Sarah began with seared scallops with butternut squash puree, apple salsa with walnuts and Serrano ham (£7.95). The cooking of the scallops ensured they were the star of the show, as intended, with the walnuts adding texture and earthiness, along with the butternut squash. The zingy apple salsa was refreshingly pleasant, though I think there was too much of it on the plate.
Arguing over mains, Sarah went for the meritorious roasted rack of Hugh Grierson organic lamb, with braised flank, spinach and roasted potatoes (£24.95), while I selected mallard duck breast with confit leg, Savoy cabbage with bacon, potato terrine and jus at £21.95.
The breast was cooked medium-rare as stated, while the leg just fell from the bone; both elements being equally delicious. I thoroughly enjoyed the craftsmanship and execution of the potato terrine, while the cabbage was suitably al dente, and added some greenery. The acidity from little pieces of tomato concasse was inspired, with another rich, viscous sauce completing this super main course.
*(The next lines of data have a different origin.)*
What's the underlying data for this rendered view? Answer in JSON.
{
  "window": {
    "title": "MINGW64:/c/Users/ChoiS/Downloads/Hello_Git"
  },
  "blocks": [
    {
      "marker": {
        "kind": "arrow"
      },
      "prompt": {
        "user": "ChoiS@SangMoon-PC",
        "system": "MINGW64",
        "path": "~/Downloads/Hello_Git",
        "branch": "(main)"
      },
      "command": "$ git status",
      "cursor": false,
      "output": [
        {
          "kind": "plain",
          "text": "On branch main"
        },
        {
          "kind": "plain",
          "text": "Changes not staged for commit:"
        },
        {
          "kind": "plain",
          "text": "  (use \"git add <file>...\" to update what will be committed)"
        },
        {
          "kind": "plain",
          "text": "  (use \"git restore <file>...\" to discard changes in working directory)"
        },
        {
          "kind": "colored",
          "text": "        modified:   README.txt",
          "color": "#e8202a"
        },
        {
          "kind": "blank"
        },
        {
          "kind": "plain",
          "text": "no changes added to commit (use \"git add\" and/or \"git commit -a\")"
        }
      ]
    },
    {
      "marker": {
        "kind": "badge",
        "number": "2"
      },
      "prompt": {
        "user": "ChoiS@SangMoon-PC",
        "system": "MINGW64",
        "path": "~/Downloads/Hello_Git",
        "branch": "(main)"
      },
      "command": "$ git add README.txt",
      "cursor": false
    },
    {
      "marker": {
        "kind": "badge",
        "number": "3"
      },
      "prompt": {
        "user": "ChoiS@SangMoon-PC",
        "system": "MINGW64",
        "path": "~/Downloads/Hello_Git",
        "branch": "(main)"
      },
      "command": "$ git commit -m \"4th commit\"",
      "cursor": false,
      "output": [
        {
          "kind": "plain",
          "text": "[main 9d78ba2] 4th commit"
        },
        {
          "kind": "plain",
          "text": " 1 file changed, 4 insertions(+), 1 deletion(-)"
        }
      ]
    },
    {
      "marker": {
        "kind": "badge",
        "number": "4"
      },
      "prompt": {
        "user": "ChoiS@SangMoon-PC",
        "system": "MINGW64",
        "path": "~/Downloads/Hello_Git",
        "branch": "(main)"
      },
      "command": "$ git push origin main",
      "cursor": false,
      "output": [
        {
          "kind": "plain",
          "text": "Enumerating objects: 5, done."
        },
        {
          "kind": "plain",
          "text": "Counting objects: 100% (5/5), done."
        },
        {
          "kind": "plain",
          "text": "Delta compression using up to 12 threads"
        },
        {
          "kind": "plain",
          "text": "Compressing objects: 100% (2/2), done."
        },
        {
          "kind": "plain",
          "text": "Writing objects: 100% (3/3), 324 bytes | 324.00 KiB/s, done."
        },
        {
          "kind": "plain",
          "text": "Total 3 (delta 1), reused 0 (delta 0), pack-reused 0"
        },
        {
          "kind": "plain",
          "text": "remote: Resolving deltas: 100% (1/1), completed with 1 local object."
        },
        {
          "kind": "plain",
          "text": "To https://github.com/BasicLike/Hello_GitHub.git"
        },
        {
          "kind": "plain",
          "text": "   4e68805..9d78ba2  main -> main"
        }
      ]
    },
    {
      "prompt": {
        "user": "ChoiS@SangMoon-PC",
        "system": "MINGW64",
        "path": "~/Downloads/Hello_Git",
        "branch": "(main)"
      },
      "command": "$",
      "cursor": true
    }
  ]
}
Over the table, Sarah’s rack of lamb had been expertly butchered and was perfectly pink throughout, with the verdict being that the lesser-used cut of flank was the most memorable part of the dish. The potatoes had clearly been turned by someone that had served their time in classic restaurant kitchens, with another almost lickable sauce binding this robust dish together. Maybe a hit of seasoning was lacking from the mains, but that’s being super critical.
Usually when I’m reviewing I’ll try and pick up any murmurs from other tables, and I was particularly interest by the gentleman at the table next to me, because he had ordered the grilled halibut that I’d toyed with earlier. I don’t really need to say much other than he got his dish after me, and yet devoured it before I’d finished mine.
We did wait a bit for our desserts, but I suspect that was due to a table of nine (I think) who spoke broken English being seen to; it would be extremely harsh to criticise the highly professional service we received all evening.
With my cold well and truly on the mend, I could enjoy my dessert without thinking of spending the next day in bed. Vanilla rice pudding with shortbread crumble, apple compote and cinnamon ice
cream (£6.45) was a solid dessert indeed. The rice was soft, but still had enough texture to ensure it would avoid the risk of being deemed baby food. The creamy vanilla-infused rice was offset by the sharp apple, while the cold contrast of cinnamon ice cream rounded off this well-balanced pudding.
For her final course, Sarah ordered a classic banana tart tatin with butterscotch sauce and vanilla ice cream (£6.45). The pastry had stayed crispy throughout cooking, with the bananas sporting an appealing caramelised top; the butterscotch sauce was top notch, as it wasn’t too rich and sickly sweet. The vanilla ice cream was decent, and as with my dessert, brought a cooling sensation to the palate.
Classic cooking is classic for a reason, and Jason Gallagher showed that he is a true master of it. The standard of cooking made the hearty portions even more welcome, and the setting certainly contributed to the enjoyment of our meal. It is obvious why two AA Rosettes have been maintained at The Stockbridge Restaurant for so long, and what I will leave with is that it’s the Godfather of the rather eclectic St. Stephen Street dining scene. Oh, and my cold has vanished too…
We drank... Santa Rosa malbec (£24.95). A rather light malbec, with tastes of plum and raspberry. Most sipable.
Address: 54 St Stephen Street
Phone: 0131 226 6766
Opening hours: Saturday and Sunday